150 accurate, safe and reliable factory cartridges for your rifle

If you wish to shoot hand loads please contact us for a waiver to do so

Lead bullets only with no jackets or gas checks
This is to enhance safety when shooting steel at close range
Velocity not to exceed 1,400 FPS from your rifle to avoid steel target damage
Approximately 1,000 to 1,200 FPS would be ideal

The number of rounds fired will vary between individual classes.  

No ammo with any steel in the bullet such as Russian

REQUIRED: Must have flat nosed ammunition for tubular magazine (lever action).
We suggest you have soft lead flat nosed ammunition.

NO pointed FMJ ammunition allowed.

Rifle ammunition must all be of the exact same load.

Note: Any change in the load can/does change the zero.

Learning will be impeded if ammunition is changed during the course.

Cartridge Loops-minimum of 12 loops in the appropriate caliber

Butt Cuff Ammo Carrier is desirable-Nylon or leather

A good recoil pad on the rifle will make shooting more comfortable and reduce slippage on the shoulder.

Field grade (thin) PAST shoulder pad worn under the shirt for calibers above .357 Magnum is suggested.

A butt cuff ammo carrier

A shooting mat will be required.

You may use a piece of carpet or a heavy movers blanket for a mat.

Elbow and knee pads are recommended and strongly encouraged.

We recommend that you use some type of leather wrap on the bottom of the rifle lever to slightly reduce the size of the opening and to provide a softer surface for the back of the fingers of the primary hand when running the lever quickly. Contact us for more information

A suitable pistol as used in Pistol 1-4

Strong side butt to the rear holster with some form of retention which allows you to rapidly assume the prone position without losing the pistol

At least three magazines for the pistol

A pistol magazine pouch (Single magazine pouch is ok)

Fifty accurate, safe and reliable factory pistol cartridges

Shooting gloves with fingers exposed are recommended.

Boots or sturdy high top shoes to protect ankles

Sixteen to twenty A-Zoom dummy cartridges for the rifle and 6 for the pistol (Please note, most 1873 will run better with 357 a-z0oms than 38 special a-zooms (we have seen several 1873 fail to function with 38 special a-zooms, but run 38 live cartridges fine). Please refer to your manufacture’s documentation on 357 vs 38 tolerances) 

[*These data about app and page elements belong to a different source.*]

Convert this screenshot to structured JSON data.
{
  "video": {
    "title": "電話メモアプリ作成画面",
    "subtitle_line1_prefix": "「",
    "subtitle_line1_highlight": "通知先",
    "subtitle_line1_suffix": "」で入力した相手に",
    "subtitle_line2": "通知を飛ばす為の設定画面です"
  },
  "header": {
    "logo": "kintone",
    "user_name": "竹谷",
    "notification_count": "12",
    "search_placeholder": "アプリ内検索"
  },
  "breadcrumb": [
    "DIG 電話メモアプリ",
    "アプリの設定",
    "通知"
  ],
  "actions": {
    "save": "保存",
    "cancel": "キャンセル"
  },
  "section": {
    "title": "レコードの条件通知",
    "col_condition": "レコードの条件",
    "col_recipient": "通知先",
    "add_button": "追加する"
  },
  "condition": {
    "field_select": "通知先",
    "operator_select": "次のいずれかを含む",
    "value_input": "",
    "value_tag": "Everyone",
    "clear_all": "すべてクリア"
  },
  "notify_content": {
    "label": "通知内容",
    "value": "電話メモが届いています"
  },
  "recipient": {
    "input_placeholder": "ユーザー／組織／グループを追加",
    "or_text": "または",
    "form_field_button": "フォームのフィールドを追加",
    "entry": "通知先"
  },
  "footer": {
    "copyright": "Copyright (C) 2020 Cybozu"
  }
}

Baseball cap

Ear plugs and ear muff type hearing protection.

Both clear and dark shooting glasses

A wide heavy duty belt that will fit your belt loops to support your pistol

Trousers with belt loops are required

Bug spray is recommended

Sun block is highly recommended

One gallon of water (minimum) for each range day per shooter is suggested

Tools required to adjust iron sights.

Cleaning rod suggested.

A pocket notebook to record all zeroing and range data

A writing device (Pen/pencil) to record information in your notebook

Binoculars will be helpful

Cleaning kit is recommended

Fire extinguisher is optional, please bring one if you can

Personal first aid kit is suggested

Larry and Stacey Mudgett

Marksmanship Matters